1

I am designing the account system for a site and I need to decide how best to handle connection to Facebook vs. natively registered accounts.

Some options I have considered:

  • Make user sign up with their email, then give the option to expedite future logins with Facebook connect.

  • Let user have the choice between email signup and Facebook connect,
    and if they sign up with FBC, then give them the option to associate an email with the account.

I know there's something obvious I'm missing but I don't know what.

| improve this question | | | | |
2

You should always ask first for the email, and use facebook login as an additional/experimental option.

The app logic should manage merging the local (email) accounts and 3rd party accounts (facebook, twitter, etc). Passport.js or Django-allauth are examples of packages that help devs achieve this.

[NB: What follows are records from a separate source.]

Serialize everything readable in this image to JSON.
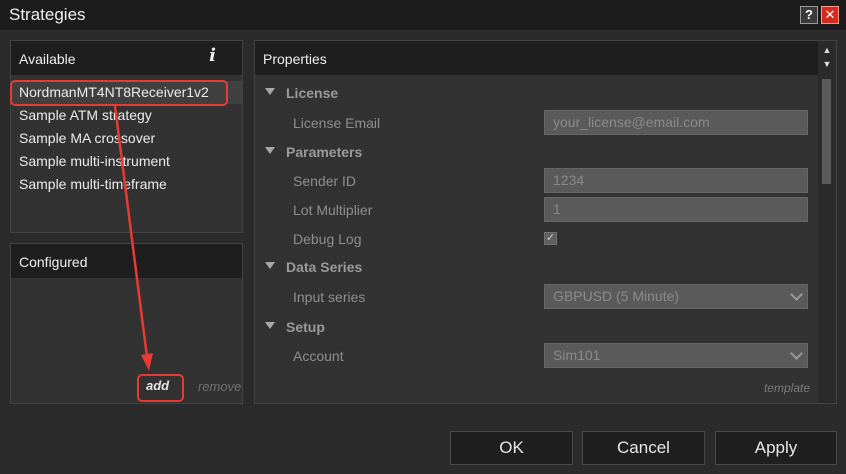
{
  "window": {
    "title": "Strategies",
    "help_glyph": "?",
    "close_glyph": "✕"
  },
  "available": {
    "header": "Available",
    "info_glyph": "i",
    "items": [
      {
        "label": "NordmanMT4NT8Receiver1v2"
      },
      {
        "label": "Sample ATM strategy"
      },
      {
        "label": "Sample MA crossover"
      },
      {
        "label": "Sample multi-instrument"
      },
      {
        "label": "Sample multi-timeframe"
      }
    ]
  },
  "configured": {
    "header": "Configured",
    "add_label": "add",
    "remove_label": "remove"
  },
  "properties": {
    "header": "Properties",
    "categories": {
      "license": "License",
      "parameters": "Parameters",
      "data_series": "Data Series",
      "setup": "Setup"
    },
    "fields": {
      "license_email": {
        "label": "License Email",
        "value": "your_license@email.com"
      },
      "sender_id": {
        "label": "Sender ID",
        "value": "1234"
      },
      "lot_multiplier": {
        "label": "Lot Multiplier",
        "value": "1"
      },
      "debug_log": {
        "label": "Debug Log",
        "checked": true,
        "check_glyph": "✓"
      },
      "input_series": {
        "label": "Input series",
        "value": "GBPUSD (5 Minute)"
      },
      "account": {
        "label": "Account",
        "value": "Sim101"
      }
    },
    "template_label": "template",
    "scroll_up_glyph": "▲",
    "scroll_down_glyph": "▼"
  },
  "buttons": {
    "ok": "OK",
    "cancel": "Cancel",
    "apply": "Apply"
  },
  "colors": {
    "annotation": "#e83a32",
    "close_button": "#d52b1e",
    "background": "#2b2b2b"
  }
}
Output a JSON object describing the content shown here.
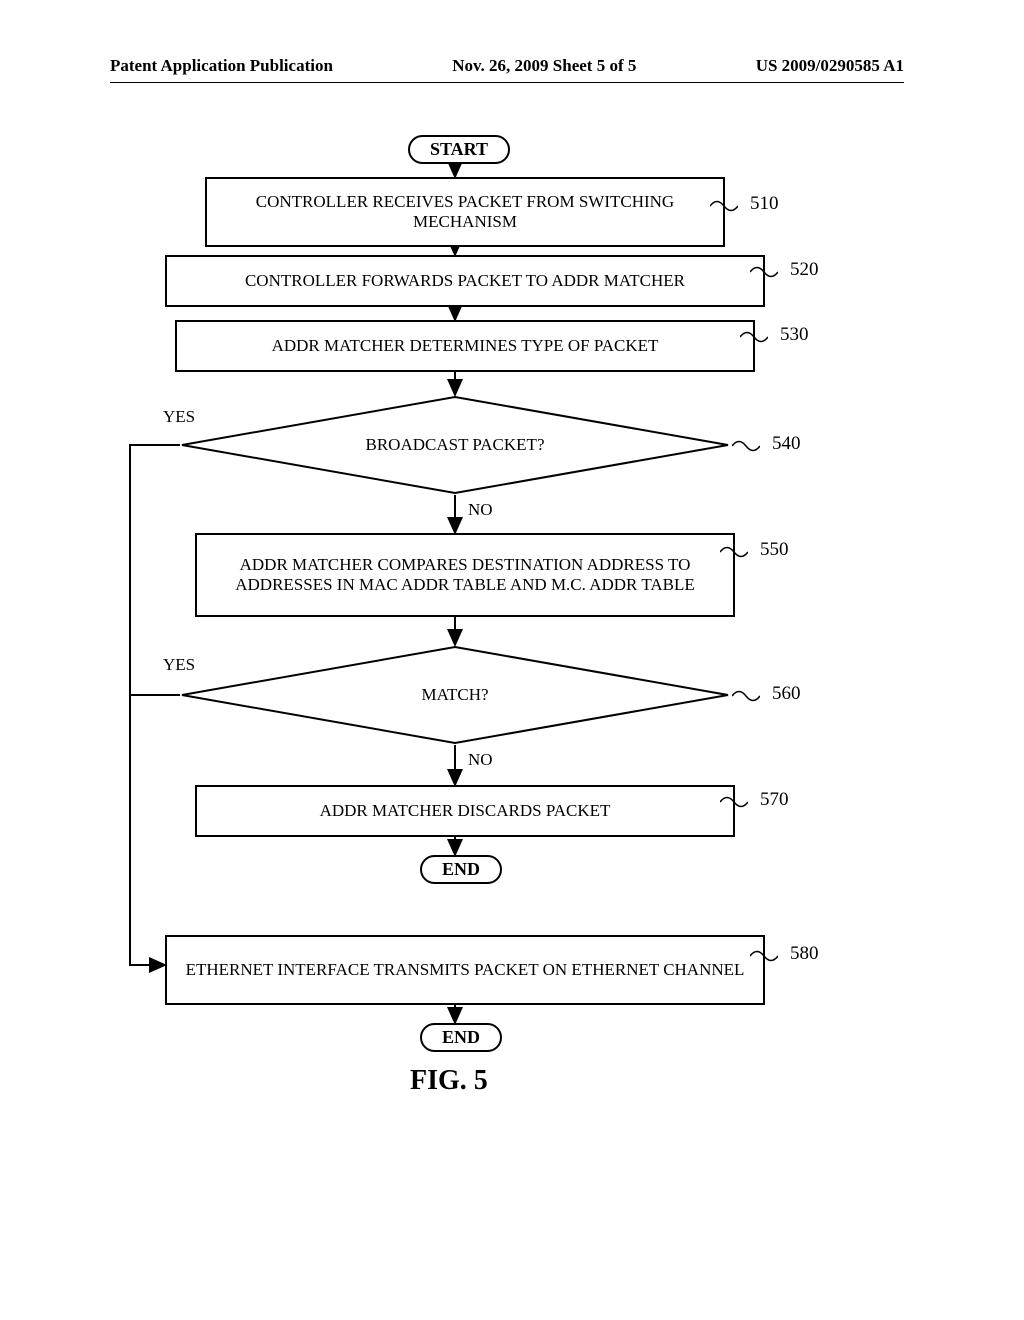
{
  "header": {
    "left": "Patent Application Publication",
    "center": "Nov. 26, 2009  Sheet 5 of 5",
    "right": "US 2009/0290585 A1"
  },
  "nodes": {
    "start": "START",
    "s510": "CONTROLLER RECEIVES PACKET FROM SWITCHING MECHANISM",
    "s520": "CONTROLLER FORWARDS PACKET TO ADDR MATCHER",
    "s530": "ADDR MATCHER DETERMINES TYPE OF PACKET",
    "d540": "BROADCAST PACKET?",
    "s550": "ADDR MATCHER COMPARES DESTINATION ADDRESS TO ADDRESSES IN MAC ADDR TABLE AND M.C. ADDR TABLE",
    "d560": "MATCH?",
    "s570": "ADDR MATCHER DISCARDS PACKET",
    "end1": "END",
    "s580": "ETHERNET INTERFACE TRANSMITS PACKET ON ETHERNET CHANNEL",
    "end2": "END"
  },
  "refs": {
    "r510": "510",
    "r520": "520",
    "r530": "530",
    "r540": "540",
    "r550": "550",
    "r560": "560",
    "r570": "570",
    "r580": "580"
  },
  "edges": {
    "yes540": "YES",
    "no540": "NO",
    "yes560": "YES",
    "no560": "NO"
  },
  "figure": "FIG. 5"
}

The metrics will tell you which is the correct final choice. Take a look at this…

http://blog.mailchimp.com/social-login-buttons-arent-worth-it/

Hope it helps!

| improve this answer | | | | |
0

The main advantage of logging in with your Facebook account is not having to remember your username and password.

Thus for your website, you almost always do want to have the user's e-mail address. The procedure we use at our projects is:

  1. User clicks on Facebook logo
  2. User fills out the form provided by Facebook (in a popup)
  3. After successfully filling out the form, the user gets redirected to our regular signup page where they choose a user name and e-mail address and submits
  4. A confirmation e-mail is triggered (standard double opt-in)

Deleting the connection or reconnecting can then be done on the user settings page.

The advantages for both user and the website are

  • The step to set a password can be optional and at any place you want it, as there's no password needed for logging in (just be sure you don't allow disconnecting without a password - users would get locked out otherwise)
  • The user is less likely to abandon the form if it's shorter and they're already past step 1
  • Users usually remember that they registered by connecting with Facebook, so there are less multiple accounts per user (a lot of users just create a second account if it's a website where they don't store much information and just use the features)
  • Websites have a definite e-mail address to contact the user and don't have to guess if the proxied e-mail address provided by Facebook is valid
  • If there's a password set, the user has the possibility to log in using Facebook or their e-mail address and password. By relying solely on Facebook you'll run into the problem of users that aren't able to access their account on your website because they deleted their Facebook account. This kind of dependence should be avoided.
| improve this answer | | | | |

Your Answer

By clicking “Post Your Answer”, you agree to our terms of service, privacy policy and cookie policy

Not the answer you're looking for? Browse other questions tagged or ask your own question.